Harry Johnson NLRB Board Member Speaks
ILR’s Labor and Employment Law Program hosted a symposium on Feb. 27 featuring Harry I. Johnson III, a National Labor Relations Board member appointed from a management law firm by President Barack Obama.
The program, entitled, A Conversation with Harry Johnson III: NLRB Update, was held at ILR’s New York City conference center.
Marshall Babson, counsel, Seyfarth Shaw, LLP, and former NLRB member; Karen P. Fernbach, regional director, Region 2, NLRB; and Gabrielle Semel, former district counsel, District One, Communications Workers of America, joined Johnson. The panel discussed controversial NLRB decisions impacting the workplace and provided a window into the board’s thinking.
Esta Bigler, director of ILR’s Labor and Employment Law Program, introduced the conversation, explaining that the NLRB is 80 years old. “Our economy, our workforce, our jobs are significantly different from what Congress faced in 1935,” she said. “No one could have predicted the Internet, email, Facebook, globalization, the service economy, etc.”
“As we discuss these cases, keep two questions in mind: Is this 80-year-old law that created the NLRB up to the challenge of this economy and this workforce; and is our board up to the challenge of this economy and this workforce?”
Johnson’s remarks focused on his dissent on NLRB rulings known as Purple Communications, Babcock & Wilcox, Jimmy John’s and Pacific Lutheran University, and how the board is working to ensure relevance within the new workplace.
Purple Communications is Johnson’s self-declared favorite case to debate, litigation that covers a subject relevant for a majority of the American workforce—the use of email at work.
In Purple Communications, the NLRB reversed its own ruling and long-standing precedent (Register Guard – 2007) and held that employees have a presumptive right to use their employer’s email systems to communicate about workplace issues, including union organizing. The majority of NLRB members viewed email as the modern equivalent of the water cooler, a place where employees congregate and discuss workplace issues.
“The ultimate question is, are there adequate avenues for workers to have effective Section 7 communication?” said Johnson referring to the principal section where the law sets forth the rights of employees. “Here is my problem, over the next several points, where I believe the Board really went off the rails,” referring to the Purple Communications case.
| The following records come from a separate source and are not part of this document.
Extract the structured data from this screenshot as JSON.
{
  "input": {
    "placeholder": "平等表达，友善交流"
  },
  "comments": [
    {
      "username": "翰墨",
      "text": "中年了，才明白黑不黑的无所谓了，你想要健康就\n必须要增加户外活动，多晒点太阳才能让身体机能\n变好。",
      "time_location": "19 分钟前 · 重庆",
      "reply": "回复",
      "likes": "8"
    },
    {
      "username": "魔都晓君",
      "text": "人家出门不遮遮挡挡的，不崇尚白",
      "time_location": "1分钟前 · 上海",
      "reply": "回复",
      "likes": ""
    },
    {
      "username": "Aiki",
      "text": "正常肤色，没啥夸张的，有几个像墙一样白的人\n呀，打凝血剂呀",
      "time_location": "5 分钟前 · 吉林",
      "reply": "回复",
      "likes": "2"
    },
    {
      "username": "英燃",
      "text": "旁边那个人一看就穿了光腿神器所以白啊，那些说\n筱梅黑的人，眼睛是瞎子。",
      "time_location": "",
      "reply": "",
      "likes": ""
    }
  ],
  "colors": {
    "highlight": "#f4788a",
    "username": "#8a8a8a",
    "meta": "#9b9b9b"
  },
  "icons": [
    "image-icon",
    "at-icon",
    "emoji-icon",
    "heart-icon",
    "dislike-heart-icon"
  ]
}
“One, is that a water cooler?” said Johnson, referring to a detailed diagram of an intricate email network, eluding to it not being the same as employees discussing issues during their break on employer premises. “An email network is totally different from a water cooler put in a break area on employer premises—an email is persistent and keeps popping up.”
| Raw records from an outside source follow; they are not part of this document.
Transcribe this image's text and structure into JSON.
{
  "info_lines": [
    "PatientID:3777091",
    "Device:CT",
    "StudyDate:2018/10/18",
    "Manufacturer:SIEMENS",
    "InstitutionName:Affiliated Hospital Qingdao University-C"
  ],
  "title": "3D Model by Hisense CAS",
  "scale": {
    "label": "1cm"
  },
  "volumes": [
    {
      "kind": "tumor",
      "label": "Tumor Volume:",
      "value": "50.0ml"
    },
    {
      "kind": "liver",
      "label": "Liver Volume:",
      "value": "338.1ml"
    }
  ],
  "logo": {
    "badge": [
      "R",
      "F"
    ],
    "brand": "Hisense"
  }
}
Essentially, Johnson argued in his dissent that the new rule impermissibly undermines the right to own and operate an email network for business purposes. Further, the avenues available for employees to take part in mass communication is vast.
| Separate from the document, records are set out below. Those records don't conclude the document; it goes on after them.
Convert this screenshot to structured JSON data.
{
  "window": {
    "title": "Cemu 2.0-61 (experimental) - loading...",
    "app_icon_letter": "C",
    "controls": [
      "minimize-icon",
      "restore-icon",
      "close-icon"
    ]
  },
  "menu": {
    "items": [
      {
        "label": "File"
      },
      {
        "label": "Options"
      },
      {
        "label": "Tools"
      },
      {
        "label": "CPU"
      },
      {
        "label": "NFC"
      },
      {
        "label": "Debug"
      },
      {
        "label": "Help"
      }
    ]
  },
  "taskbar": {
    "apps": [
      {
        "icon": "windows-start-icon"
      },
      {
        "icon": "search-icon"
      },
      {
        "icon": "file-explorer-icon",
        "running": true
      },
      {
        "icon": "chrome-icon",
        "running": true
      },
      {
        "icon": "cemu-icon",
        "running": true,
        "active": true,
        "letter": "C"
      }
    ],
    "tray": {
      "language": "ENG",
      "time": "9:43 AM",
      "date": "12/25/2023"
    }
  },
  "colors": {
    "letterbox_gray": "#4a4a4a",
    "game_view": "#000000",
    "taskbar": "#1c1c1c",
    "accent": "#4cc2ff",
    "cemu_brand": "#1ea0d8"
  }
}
“The amount of communicative power that’s available to the average employee would blow you away, he continued. “Every employee now has the power to crank out an enormous amount of content for free and distribute it wherever using LinkedIn, Facebook, you can create mass mailings on personal emails, text and so on.”
The Labor and Employment Law Program brings together social scientists and attorneys to inform each other's work with the goal of addressing contemporary labor and employment law and workplace issues to influence litigation and public policy decisions. To learn more, visit www.ilr.cornell.edu/labor-and-employment-law-program.